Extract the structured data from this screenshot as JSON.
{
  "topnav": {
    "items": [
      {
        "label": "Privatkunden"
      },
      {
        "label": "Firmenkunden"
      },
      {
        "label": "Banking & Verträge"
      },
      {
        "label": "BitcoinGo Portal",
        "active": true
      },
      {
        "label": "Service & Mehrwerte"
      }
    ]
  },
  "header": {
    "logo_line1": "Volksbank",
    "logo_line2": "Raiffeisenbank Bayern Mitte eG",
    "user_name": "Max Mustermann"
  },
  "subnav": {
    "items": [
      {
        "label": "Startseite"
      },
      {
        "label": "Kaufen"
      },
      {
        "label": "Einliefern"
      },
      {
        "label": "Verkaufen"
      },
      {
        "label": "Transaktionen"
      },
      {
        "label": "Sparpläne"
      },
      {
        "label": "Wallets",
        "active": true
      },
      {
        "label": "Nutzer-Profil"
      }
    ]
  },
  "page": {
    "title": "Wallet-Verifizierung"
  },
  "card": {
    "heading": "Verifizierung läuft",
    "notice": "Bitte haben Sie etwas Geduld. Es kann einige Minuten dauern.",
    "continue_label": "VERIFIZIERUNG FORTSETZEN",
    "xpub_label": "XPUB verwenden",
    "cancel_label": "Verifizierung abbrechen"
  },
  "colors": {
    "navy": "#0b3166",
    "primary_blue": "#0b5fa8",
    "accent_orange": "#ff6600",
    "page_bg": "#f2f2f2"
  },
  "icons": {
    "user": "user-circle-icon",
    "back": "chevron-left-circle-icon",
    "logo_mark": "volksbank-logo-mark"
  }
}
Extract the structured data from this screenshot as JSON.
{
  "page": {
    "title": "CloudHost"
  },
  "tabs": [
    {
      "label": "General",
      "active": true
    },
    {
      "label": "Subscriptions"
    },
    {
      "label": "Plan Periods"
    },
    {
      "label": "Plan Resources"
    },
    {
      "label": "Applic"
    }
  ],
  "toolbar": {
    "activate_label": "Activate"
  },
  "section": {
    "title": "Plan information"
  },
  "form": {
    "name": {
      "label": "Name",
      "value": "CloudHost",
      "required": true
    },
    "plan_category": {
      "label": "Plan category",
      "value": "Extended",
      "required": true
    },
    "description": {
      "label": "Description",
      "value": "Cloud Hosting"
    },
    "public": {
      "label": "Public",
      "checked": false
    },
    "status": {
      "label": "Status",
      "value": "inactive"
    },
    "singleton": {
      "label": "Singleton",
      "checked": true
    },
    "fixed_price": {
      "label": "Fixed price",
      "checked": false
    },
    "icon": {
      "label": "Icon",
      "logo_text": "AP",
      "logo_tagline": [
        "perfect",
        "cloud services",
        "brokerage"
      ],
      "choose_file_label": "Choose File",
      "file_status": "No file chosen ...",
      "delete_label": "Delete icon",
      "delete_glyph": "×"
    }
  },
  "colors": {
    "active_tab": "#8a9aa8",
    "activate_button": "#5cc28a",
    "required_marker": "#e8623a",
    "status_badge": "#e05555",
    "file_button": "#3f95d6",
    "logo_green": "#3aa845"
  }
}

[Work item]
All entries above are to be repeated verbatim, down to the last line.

[Answer]
Extract the structured data from this screenshot as JSON.
{
  "topnav": {
    "items": [
      {
        "label": "Privatkunden"
      },
      {
        "label": "Firmenkunden"
      },
      {
        "label": "Banking & Verträge"
      },
      {
        "label": "BitcoinGo Portal",
        "active": true
      },
      {
        "label": "Service & Mehrwerte"
      }
    ]
  },
  "header": {
    "logo_line1": "Volksbank",
    "logo_line2": "Raiffeisenbank Bayern Mitte eG",
    "user_name": "Max Mustermann"
  },
  "subnav": {
    "items": [
      {
        "label": "Startseite"
      },
      {
        "label": "Kaufen"
      },
      {
        "label": "Einliefern"
      },
      {
        "label": "Verkaufen"
      },
      {
        "label": "Transaktionen"
      },
      {
        "label": "Sparpläne"
      },
      {
        "label": "Wallets",
        "active": true
      },
      {
        "label": "Nutzer-Profil"
      }
    ]
  },
  "page": {
    "title": "Wallet-Verifizierung"
  },
  "card": {
    "heading": "Verifizierung läuft",
    "notice": "Bitte haben Sie etwas Geduld. Es kann einige Minuten dauern.",
    "continue_label": "VERIFIZIERUNG FORTSETZEN",
    "xpub_label": "XPUB verwenden",
    "cancel_label": "Verifizierung abbrechen"
  },
  "colors": {
    "navy": "#0b3166",
    "primary_blue": "#0b5fa8",
    "accent_orange": "#ff6600",
    "page_bg": "#f2f2f2"
  },
  "icons": {
    "user": "user-circle-icon",
    "back": "chevron-left-circle-icon",
    "logo_mark": "volksbank-logo-mark"
  }
}
Extract the structured data from this screenshot as JSON.
{
  "page": {
    "title": "CloudHost"
  },
  "tabs": [
    {
      "label": "General",
      "active": true
    },
    {
      "label": "Subscriptions"
    },
    {
      "label": "Plan Periods"
    },
    {
      "label": "Plan Resources"
    },
    {
      "label": "Applic"
    }
  ],
  "toolbar": {
    "activate_label": "Activate"
  },
  "section": {
    "title": "Plan information"
  },
  "form": {
    "name": {
      "label": "Name",
      "value": "CloudHost",
      "required": true
    },
    "plan_category": {
      "label": "Plan category",
      "value": "Extended",
      "required": true
    },
    "description": {
      "label": "Description",
      "value": "Cloud Hosting"
    },
    "public": {
      "label": "Public",
      "checked": false
    },
    "status": {
      "label": "Status",
      "value": "inactive"
    },
    "singleton": {
      "label": "Singleton",
      "checked": true
    },
    "fixed_price": {
      "label": "Fixed price",
      "checked": false
    },
    "icon": {
      "label": "Icon",
      "logo_text": "AP",
      "logo_tagline": [
        "perfect",
        "cloud services",
        "brokerage"
      ],
      "choose_file_label": "Choose File",
      "file_status": "No file chosen ...",
      "delete_label": "Delete icon",
      "delete_glyph": "×"
    }
  },
  "colors": {
    "active_tab": "#8a9aa8",
    "activate_button": "#5cc28a",
    "required_marker": "#e8623a",
    "status_badge": "#e05555",
    "file_button": "#3f95d6",
    "logo_green": "#3aa845"
  }
}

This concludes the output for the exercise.